▸ **Data for analysis**:
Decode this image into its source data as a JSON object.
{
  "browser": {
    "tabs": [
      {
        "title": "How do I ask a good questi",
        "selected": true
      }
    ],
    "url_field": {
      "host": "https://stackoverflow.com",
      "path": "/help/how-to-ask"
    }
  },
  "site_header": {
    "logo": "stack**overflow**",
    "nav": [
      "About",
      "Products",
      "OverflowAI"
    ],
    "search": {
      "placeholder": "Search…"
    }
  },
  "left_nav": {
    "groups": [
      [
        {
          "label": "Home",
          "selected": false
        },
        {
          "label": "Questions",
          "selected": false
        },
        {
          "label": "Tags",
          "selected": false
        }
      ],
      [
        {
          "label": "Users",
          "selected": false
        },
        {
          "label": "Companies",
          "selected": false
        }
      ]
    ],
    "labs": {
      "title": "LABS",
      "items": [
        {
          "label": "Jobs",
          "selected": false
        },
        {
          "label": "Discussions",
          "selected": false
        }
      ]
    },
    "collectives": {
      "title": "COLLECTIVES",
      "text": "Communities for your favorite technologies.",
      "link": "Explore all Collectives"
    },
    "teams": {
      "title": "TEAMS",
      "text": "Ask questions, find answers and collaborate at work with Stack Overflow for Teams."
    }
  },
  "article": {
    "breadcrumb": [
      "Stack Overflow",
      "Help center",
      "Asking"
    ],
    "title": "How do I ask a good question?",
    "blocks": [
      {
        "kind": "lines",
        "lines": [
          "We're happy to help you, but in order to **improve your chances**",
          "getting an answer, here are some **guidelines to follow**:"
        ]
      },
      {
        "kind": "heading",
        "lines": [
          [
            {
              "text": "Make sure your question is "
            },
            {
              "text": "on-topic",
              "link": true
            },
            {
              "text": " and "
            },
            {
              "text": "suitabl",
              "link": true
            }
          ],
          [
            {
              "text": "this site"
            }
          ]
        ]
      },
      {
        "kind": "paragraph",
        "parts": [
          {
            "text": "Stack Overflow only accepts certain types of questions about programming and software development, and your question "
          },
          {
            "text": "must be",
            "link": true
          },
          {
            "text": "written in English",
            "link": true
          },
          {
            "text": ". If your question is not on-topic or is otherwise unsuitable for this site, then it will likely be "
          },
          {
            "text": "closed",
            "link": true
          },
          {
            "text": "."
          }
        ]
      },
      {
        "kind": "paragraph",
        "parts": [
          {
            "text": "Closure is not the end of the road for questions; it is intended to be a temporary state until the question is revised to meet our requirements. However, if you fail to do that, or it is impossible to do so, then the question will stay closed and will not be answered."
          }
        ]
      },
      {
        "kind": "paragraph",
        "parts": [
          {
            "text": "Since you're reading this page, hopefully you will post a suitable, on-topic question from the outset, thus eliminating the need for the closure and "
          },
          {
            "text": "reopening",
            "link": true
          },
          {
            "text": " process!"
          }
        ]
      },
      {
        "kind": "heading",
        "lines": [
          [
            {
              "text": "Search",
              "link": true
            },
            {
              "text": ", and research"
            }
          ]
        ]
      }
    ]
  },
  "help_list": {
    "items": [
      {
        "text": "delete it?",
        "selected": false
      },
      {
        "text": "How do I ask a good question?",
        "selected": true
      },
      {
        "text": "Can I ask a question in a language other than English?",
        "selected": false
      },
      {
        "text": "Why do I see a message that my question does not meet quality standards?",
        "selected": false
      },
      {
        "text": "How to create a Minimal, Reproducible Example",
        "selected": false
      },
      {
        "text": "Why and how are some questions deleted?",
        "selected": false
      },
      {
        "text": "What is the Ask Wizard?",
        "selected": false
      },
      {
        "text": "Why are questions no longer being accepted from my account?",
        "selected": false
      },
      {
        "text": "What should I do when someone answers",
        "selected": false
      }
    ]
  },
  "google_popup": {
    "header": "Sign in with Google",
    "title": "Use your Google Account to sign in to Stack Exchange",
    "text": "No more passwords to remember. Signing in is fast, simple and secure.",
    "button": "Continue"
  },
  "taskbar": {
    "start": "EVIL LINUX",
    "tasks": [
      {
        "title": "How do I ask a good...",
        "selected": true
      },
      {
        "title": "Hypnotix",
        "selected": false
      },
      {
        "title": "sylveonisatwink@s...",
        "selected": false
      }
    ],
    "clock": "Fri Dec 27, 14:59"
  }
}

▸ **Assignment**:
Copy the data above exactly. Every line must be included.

▸ **Written solution**:
Decode this image into its source data as a JSON object.
{
  "browser": {
    "tabs": [
      {
        "title": "How do I ask a good questi",
        "selected": true
      }
    ],
    "url_field": {
      "host": "https://stackoverflow.com",
      "path": "/help/how-to-ask"
    }
  },
  "site_header": {
    "logo": "stack**overflow**",
    "nav": [
      "About",
      "Products",
      "OverflowAI"
    ],
    "search": {
      "placeholder": "Search…"
    }
  },
  "left_nav": {
    "groups": [
      [
        {
          "label": "Home",
          "selected": false
        },
        {
          "label": "Questions",
          "selected": false
        },
        {
          "label": "Tags",
          "selected": false
        }
      ],
      [
        {
          "label": "Users",
          "selected": false
        },
        {
          "label": "Companies",
          "selected": false
        }
      ]
    ],
    "labs": {
      "title": "LABS",
      "items": [
        {
          "label": "Jobs",
          "selected": false
        },
        {
          "label": "Discussions",
          "selected": false
        }
      ]
    },
    "collectives": {
      "title": "COLLECTIVES",
      "text": "Communities for your favorite technologies.",
      "link": "Explore all Collectives"
    },
    "teams": {
      "title": "TEAMS",
      "text": "Ask questions, find answers and collaborate at work with Stack Overflow for Teams."
    }
  },
  "article": {
    "breadcrumb": [
      "Stack Overflow",
      "Help center",
      "Asking"
    ],
    "title": "How do I ask a good question?",
    "blocks": [
      {
        "kind": "lines",
        "lines": [
          "We're happy to help you, but in order to **improve your chances**",
          "getting an answer, here are some **guidelines to follow**:"
        ]
      },
      {
        "kind": "heading",
        "lines": [
          [
            {
              "text": "Make sure your question is "
            },
            {
              "text": "on-topic",
              "link": true
            },
            {
              "text": " and "
            },
            {
              "text": "suitabl",
              "link": true
            }
          ],
          [
            {
              "text": "this site"
            }
          ]
        ]
      },
      {
        "kind": "paragraph",
        "parts": [
          {
            "text": "Stack Overflow only accepts certain types of questions about programming and software development, and your question "
          },
          {
            "text": "must be",
            "link": true
          },
          {
            "text": "written in English",
            "link": true
          },
          {
            "text": ". If your question is not on-topic or is otherwise unsuitable for this site, then it will likely be "
          },
          {
            "text": "closed",
            "link": true
          },
          {
            "text": "."
          }
        ]
      },
      {
        "kind": "paragraph",
        "parts": [
          {
            "text": "Closure is not the end of the road for questions; it is intended to be a temporary state until the question is revised to meet our requirements. However, if you fail to do that, or it is impossible to do so, then the question will stay closed and will not be answered."
          }
        ]
      },
      {
        "kind": "paragraph",
        "parts": [
          {
            "text": "Since you're reading this page, hopefully you will post a suitable, on-topic question from the outset, thus eliminating the need for the closure and "
          },
          {
            "text": "reopening",
            "link": true
          },
          {
            "text": " process!"
          }
        ]
      },
      {
        "kind": "heading",
        "lines": [
          [
            {
              "text": "Search",
              "link": true
            },
            {
              "text": ", and research"
            }
          ]
        ]
      }
    ]
  },
  "help_list": {
    "items": [
      {
        "text": "delete it?",
        "selected": false
      },
      {
        "text": "How do I ask a good question?",
        "selected": true
      },
      {
        "text": "Can I ask a question in a language other than English?",
        "selected": false
      },
      {
        "text": "Why do I see a message that my question does not meet quality standards?",
        "selected": false
      },
      {
        "text": "How to create a Minimal, Reproducible Example",
        "selected": false
      },
      {
        "text": "Why and how are some questions deleted?",
        "selected": false
      },
      {
        "text": "What is the Ask Wizard?",
        "selected": false
      },
      {
        "text": "Why are questions no longer being accepted from my account?",
        "selected": false
      },
      {
        "text": "What should I do when someone answers",
        "selected": false
      }
    ]
  },
  "google_popup": {
    "header": "Sign in with Google",
    "title": "Use your Google Account to sign in to Stack Exchange",
    "text": "No more passwords to remember. Signing in is fast, simple and secure.",
    "button": "Continue"
  },
  "taskbar": {
    "start": "EVIL LINUX",
    "tasks": [
      {
        "title": "How do I ask a good...",
        "selected": true
      },
      {
        "title": "Hypnotix",
        "selected": false
      },
      {
        "title": "sylveonisatwink@s...",
        "selected": false
      }
    ],
    "clock": "Fri Dec 27, 14:59"
  }
}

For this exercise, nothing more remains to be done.